“Nativity” means birth, or origin, especially in relation to the circumstances surrounding it. The nativity of Jesus Christ occurred in Bethlehem long ago, but His origin is without beginning. During His earthly ministry He was confronted by the Jews about who He claimed to be. “Very truly I tell you,” Jesus answered, “before Abraham was born, I am!” (John 8:58 NIV) They could not miss His reference to God’s own name for Himself. “God said to Moses, “I AM who I AM. This is My name forever, the name you shall call Me from generation to generation.” (Ex. 3:15)

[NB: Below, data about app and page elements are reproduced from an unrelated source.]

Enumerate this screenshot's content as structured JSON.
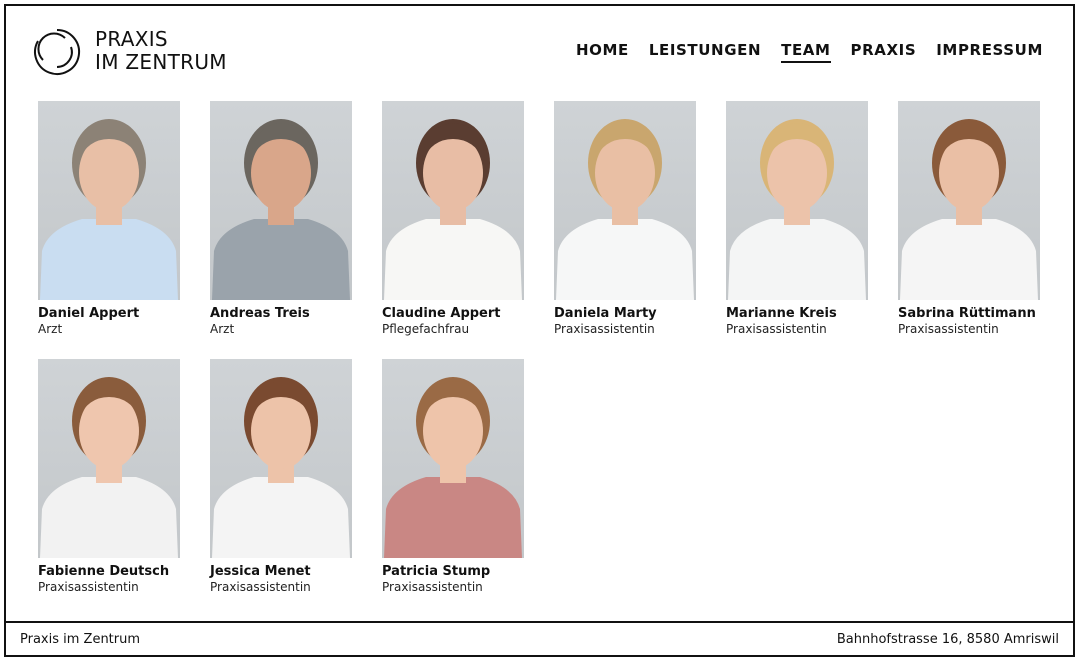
{
  "brand": {
    "line1": "PRAXIS",
    "line2": "IM ZENTRUM",
    "icon": "circle-logo-icon"
  },
  "nav": [
    {
      "label": "HOME",
      "active": false
    },
    {
      "label": "LEISTUNGEN",
      "active": false
    },
    {
      "label": "TEAM",
      "active": true
    },
    {
      "label": "PRAXIS",
      "active": false
    },
    {
      "label": "IMPRESSUM",
      "active": false
    }
  ],
  "team": [
    {
      "name": "Daniel Appert",
      "role": "Arzt",
      "shirt": "#c9ddf1",
      "hair": "#8c8276",
      "skin": "#e8bfa6"
    },
    {
      "name": "Andreas Treis",
      "role": "Arzt",
      "shirt": "#9aa3ab",
      "hair": "#6b665f",
      "skin": "#d9a68a"
    },
    {
      "name": "Claudine Appert",
      "role": "Pflegefachfrau",
      "shirt": "#f7f7f5",
      "hair": "#5a3d31",
      "skin": "#e8bda5"
    },
    {
      "name": "Daniela Marty",
      "role": "Praxisassistentin",
      "shirt": "#f6f7f7",
      "hair": "#c9a66e",
      "skin": "#e9bfa4"
    },
    {
      "name": "Marianne Kreis",
      "role": "Praxisassistentin",
      "shirt": "#f4f5f5",
      "hair": "#d9b577",
      "skin": "#ecc3aa"
    },
    {
      "name": "Sabrina Rüttimann",
      "role": "Praxisassistentin",
      "shirt": "#f5f5f5",
      "hair": "#8a5a3a",
      "skin": "#eabfa5"
    },
    {
      "name": "Fabienne Deutsch",
      "role": "Praxisassistentin",
      "shirt": "#f2f2f2",
      "hair": "#8a5c3c",
      "skin": "#efc6ae"
    },
    {
      "name": "Jessica Menet",
      "role": "Praxisassistentin",
      "shirt": "#f4f4f4",
      "hair": "#7a4a30",
      "skin": "#edc3a9"
    },
    {
      "name": "Patricia Stump",
      "role": "Praxisassistentin",
      "shirt": "#c98784",
      "hair": "#9a6a45",
      "skin": "#eec4aa"
    }
  ],
  "footer": {
    "left": "Praxis im Zentrum",
    "right": "Bahnhofstrasse 16, 8580 Amriswil"
  }
}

The mystery of the incarnation will forever bewilder and fascinate. The essence of almighty God planted in the womb of a woman? Pushed into the world the same as those He created, shivering in the cold, held to His mother’s breast? I can only think about this mind-stretching concept for a short while. It is beyond me, but the actuality of God’s plan is as real as my own heartbeat. “So the Word became human and made his home among us. He was full of unfailing love and faithfulness. And we have seen His glory, the glory of the Father’s one and only Son.” (John 1:14 NLT)  He made His home among us! This is the essence of Christmas, the truth behind every nativity scene, the gift given with love beyond scope. Jesus Christ, God in flesh, walked this earth like you and I, died and rose again, then gave us His Spirit to dwell in our hearts, as close as our very breath.

Every year when I cradle that little porcelain baby in my hands and place it in the manger scene, Christmas hits me anew. God came, He lived with us, and He still does.

Veiled in flesh the Godhead see;
Hail th’incarnate Deity,
Pleased as man with men to dwell, Jesus our Emmanuel.